[Element data from apps and pages]
****************************************
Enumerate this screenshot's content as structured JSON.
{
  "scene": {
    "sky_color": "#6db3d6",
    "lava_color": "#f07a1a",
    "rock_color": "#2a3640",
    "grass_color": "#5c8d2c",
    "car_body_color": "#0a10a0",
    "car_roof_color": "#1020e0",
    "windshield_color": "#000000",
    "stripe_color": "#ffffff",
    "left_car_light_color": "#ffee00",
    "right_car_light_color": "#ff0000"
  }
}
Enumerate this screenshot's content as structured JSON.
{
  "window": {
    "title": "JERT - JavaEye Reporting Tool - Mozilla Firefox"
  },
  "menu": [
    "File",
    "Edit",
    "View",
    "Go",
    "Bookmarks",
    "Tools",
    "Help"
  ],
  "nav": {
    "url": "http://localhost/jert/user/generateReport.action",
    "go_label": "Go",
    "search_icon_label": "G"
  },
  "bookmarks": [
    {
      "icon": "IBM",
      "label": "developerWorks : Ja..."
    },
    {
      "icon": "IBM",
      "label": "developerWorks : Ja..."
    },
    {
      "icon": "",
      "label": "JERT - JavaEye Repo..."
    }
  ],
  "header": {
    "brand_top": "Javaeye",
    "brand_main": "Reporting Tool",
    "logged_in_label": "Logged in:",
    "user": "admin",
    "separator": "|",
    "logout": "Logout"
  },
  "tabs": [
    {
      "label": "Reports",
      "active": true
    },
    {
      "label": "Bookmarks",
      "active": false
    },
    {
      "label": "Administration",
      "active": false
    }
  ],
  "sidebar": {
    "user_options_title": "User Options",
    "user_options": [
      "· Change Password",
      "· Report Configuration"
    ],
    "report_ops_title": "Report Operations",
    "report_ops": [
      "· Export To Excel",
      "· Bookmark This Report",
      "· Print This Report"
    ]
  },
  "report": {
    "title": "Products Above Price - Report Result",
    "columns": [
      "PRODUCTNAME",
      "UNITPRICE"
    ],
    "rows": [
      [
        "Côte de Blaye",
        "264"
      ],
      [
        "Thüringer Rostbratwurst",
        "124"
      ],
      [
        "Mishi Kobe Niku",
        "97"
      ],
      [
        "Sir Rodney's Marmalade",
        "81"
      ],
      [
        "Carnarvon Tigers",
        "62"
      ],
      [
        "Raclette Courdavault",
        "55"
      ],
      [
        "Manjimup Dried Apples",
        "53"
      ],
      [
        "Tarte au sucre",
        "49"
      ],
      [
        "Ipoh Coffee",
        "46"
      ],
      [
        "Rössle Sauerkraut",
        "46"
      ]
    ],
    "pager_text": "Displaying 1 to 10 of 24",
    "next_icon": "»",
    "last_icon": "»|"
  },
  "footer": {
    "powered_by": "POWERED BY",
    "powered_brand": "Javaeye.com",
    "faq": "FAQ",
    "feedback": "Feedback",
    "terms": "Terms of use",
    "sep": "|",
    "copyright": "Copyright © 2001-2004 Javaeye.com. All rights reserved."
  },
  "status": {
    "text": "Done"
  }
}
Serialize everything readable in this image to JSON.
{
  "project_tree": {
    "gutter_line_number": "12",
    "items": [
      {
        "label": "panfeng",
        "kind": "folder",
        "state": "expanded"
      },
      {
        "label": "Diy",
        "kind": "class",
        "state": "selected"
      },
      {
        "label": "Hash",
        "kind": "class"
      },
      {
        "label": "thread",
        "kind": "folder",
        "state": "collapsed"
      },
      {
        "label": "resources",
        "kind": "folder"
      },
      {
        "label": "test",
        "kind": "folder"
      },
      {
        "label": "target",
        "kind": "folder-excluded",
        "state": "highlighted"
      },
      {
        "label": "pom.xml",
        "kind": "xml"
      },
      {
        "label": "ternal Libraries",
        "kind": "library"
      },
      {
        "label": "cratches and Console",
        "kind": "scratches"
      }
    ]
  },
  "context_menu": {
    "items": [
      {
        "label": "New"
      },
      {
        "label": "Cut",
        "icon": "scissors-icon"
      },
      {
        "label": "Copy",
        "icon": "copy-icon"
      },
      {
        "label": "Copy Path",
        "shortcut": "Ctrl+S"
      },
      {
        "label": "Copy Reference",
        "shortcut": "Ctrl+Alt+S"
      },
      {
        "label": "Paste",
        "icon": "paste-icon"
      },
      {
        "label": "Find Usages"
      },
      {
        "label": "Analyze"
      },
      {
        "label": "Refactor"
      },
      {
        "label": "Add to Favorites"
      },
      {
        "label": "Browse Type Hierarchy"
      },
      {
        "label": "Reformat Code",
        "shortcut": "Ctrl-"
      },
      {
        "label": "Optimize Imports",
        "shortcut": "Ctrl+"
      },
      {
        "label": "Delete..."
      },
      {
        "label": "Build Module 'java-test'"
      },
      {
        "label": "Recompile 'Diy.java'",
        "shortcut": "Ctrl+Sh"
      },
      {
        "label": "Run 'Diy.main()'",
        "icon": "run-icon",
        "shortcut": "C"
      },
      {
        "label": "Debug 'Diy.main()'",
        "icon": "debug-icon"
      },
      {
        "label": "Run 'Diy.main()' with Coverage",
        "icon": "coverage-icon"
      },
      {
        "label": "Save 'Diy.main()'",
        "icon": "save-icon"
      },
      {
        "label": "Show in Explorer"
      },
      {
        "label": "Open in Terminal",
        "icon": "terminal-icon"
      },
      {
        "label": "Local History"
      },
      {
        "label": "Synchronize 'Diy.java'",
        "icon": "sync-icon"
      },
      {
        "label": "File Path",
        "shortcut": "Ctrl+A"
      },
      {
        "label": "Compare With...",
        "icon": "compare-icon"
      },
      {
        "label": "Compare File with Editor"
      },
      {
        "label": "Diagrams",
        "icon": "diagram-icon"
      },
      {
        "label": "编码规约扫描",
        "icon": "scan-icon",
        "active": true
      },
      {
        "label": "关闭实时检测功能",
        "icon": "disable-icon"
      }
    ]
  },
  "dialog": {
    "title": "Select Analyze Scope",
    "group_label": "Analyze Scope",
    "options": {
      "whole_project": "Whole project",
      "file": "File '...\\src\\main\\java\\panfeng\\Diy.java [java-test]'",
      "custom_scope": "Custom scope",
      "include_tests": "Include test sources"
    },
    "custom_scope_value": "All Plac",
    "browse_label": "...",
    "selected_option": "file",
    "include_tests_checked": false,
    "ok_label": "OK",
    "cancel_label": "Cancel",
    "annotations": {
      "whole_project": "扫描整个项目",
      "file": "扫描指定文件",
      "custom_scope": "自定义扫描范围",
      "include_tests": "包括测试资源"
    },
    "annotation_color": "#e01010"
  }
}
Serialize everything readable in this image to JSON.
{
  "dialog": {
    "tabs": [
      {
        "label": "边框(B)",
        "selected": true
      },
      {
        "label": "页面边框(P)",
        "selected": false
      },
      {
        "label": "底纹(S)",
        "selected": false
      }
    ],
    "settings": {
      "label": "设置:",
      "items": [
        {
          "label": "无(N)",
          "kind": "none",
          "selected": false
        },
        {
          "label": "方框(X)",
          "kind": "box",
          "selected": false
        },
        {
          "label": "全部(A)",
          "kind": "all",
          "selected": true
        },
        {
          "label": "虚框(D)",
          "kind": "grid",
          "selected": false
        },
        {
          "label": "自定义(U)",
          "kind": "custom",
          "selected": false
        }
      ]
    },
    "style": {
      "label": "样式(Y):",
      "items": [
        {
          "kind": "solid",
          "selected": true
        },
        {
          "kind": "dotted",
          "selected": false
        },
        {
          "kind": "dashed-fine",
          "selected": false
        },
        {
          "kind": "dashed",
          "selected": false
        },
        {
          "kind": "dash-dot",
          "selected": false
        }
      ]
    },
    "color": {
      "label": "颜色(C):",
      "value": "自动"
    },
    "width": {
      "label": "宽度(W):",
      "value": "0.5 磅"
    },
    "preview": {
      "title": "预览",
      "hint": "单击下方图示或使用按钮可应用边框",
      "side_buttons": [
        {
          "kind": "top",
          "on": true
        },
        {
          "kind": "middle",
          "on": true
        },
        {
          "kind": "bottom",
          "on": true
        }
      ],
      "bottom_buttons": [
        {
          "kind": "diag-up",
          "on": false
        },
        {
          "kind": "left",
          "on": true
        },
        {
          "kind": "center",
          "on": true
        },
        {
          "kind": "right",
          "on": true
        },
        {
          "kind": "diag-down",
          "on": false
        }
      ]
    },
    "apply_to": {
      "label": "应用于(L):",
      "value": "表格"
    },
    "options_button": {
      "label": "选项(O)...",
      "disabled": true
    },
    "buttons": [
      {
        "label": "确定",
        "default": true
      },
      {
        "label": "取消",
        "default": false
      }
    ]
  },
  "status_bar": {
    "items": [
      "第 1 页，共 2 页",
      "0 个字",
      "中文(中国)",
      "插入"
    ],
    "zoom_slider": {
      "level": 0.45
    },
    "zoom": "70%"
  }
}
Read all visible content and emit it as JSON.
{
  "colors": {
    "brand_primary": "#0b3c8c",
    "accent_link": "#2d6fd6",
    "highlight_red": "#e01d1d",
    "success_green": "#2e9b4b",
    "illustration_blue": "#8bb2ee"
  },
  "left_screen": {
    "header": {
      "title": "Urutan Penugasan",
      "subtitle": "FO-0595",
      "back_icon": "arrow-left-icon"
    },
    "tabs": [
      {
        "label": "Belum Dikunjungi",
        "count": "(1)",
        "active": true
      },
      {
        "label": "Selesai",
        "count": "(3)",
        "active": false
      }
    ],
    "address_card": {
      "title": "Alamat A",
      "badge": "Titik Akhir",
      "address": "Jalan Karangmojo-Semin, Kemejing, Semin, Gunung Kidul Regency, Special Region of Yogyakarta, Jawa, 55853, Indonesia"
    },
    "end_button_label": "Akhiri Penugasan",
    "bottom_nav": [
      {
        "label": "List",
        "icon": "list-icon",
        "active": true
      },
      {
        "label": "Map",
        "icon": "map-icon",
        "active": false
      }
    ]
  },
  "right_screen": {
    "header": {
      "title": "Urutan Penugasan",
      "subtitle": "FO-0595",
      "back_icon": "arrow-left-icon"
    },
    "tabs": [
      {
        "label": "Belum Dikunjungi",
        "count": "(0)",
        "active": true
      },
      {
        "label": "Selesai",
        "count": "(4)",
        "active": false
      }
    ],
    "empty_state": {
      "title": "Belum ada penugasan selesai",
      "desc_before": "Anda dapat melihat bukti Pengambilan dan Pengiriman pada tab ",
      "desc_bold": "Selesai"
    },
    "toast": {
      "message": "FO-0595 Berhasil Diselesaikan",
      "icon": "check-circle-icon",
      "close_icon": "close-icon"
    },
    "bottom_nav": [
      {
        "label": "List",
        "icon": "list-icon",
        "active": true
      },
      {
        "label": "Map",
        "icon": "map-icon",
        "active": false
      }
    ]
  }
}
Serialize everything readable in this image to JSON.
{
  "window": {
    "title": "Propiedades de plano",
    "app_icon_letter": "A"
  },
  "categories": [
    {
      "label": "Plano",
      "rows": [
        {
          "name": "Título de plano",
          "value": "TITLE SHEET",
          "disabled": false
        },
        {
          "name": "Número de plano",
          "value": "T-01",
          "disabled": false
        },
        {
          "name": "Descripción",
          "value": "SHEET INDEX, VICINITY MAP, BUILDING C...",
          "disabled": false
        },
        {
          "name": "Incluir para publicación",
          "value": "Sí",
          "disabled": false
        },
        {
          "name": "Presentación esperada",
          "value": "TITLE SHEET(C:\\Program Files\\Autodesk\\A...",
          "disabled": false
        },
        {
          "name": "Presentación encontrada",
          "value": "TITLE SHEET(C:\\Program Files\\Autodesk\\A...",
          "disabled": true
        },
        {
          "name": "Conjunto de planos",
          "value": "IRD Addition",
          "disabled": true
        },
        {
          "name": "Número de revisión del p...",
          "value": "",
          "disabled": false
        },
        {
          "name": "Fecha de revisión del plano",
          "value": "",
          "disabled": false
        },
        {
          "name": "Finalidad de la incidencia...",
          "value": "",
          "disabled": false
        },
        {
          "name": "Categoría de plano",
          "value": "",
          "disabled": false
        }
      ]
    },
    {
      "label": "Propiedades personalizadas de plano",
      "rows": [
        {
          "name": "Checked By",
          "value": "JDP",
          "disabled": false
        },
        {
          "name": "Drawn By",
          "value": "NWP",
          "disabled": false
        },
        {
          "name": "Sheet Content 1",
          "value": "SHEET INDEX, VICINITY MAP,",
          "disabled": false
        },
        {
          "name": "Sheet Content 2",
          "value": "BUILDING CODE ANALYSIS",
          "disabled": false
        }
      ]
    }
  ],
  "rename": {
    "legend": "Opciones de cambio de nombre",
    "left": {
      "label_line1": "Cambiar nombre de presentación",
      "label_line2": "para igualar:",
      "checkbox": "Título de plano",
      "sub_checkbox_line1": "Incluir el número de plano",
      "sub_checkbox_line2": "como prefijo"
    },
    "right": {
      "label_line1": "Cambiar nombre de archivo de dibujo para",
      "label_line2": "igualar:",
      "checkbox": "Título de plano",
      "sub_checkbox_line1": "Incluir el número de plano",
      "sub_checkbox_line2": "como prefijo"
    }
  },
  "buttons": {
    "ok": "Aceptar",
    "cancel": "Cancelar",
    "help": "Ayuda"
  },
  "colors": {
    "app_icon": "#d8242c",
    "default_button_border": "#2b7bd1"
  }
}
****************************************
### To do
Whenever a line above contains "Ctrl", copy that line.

### Answer to this exercise
        "shortcut": "Ctrl+S"
        "shortcut": "Ctrl+Alt+S"
        "shortcut": "Ctrl-"
        "shortcut": "Ctrl+"
        "shortcut": "Ctrl+Sh"
        "shortcut": "Ctrl+A"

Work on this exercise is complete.